PROBLEM DESCRIPTION – Your response must consist of the listing below, repeated exactly.

DATA SUPPLIED –
::::::
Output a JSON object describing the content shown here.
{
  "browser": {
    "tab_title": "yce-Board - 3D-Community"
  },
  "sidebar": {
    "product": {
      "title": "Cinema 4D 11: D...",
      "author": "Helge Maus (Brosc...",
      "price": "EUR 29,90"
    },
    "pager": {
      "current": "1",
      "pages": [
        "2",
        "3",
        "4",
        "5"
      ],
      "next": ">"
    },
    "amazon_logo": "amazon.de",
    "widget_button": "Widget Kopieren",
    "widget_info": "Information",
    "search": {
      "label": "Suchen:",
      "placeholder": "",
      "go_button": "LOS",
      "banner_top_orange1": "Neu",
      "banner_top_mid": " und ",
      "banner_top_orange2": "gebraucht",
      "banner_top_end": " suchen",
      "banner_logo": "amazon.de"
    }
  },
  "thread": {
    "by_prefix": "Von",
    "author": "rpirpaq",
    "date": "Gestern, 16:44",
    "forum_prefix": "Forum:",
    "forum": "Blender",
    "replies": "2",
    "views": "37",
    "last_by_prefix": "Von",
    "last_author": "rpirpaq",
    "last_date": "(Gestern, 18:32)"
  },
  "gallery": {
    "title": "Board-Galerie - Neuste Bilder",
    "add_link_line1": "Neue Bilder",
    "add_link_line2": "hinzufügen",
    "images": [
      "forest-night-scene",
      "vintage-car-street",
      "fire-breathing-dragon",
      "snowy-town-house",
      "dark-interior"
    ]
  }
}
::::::
EXERCISE RESULT –
Output a JSON object describing the content shown here.
{
  "browser": {
    "tab_title": "yce-Board - 3D-Community"
  },
  "sidebar": {
    "product": {
      "title": "Cinema 4D 11: D...",
      "author": "Helge Maus (Brosc...",
      "price": "EUR 29,90"
    },
    "pager": {
      "current": "1",
      "pages": [
        "2",
        "3",
        "4",
        "5"
      ],
      "next": ">"
    },
    "amazon_logo": "amazon.de",
    "widget_button": "Widget Kopieren",
    "widget_info": "Information",
    "search": {
      "label": "Suchen:",
      "placeholder": "",
      "go_button": "LOS",
      "banner_top_orange1": "Neu",
      "banner_top_mid": " und ",
      "banner_top_orange2": "gebraucht",
      "banner_top_end": " suchen",
      "banner_logo": "amazon.de"
    }
  },
  "thread": {
    "by_prefix": "Von",
    "author": "rpirpaq",
    "date": "Gestern, 16:44",
    "forum_prefix": "Forum:",
    "forum": "Blender",
    "replies": "2",
    "views": "37",
    "last_by_prefix": "Von",
    "last_author": "rpirpaq",
    "last_date": "(Gestern, 18:32)"
  },
  "gallery": {
    "title": "Board-Galerie - Neuste Bilder",
    "add_link_line1": "Neue Bilder",
    "add_link_line2": "hinzufügen",
    "images": [
      "forest-night-scene",
      "vintage-car-street",
      "fire-breathing-dragon",
      "snowy-town-house",
      "dark-interior"
    ]
  }
}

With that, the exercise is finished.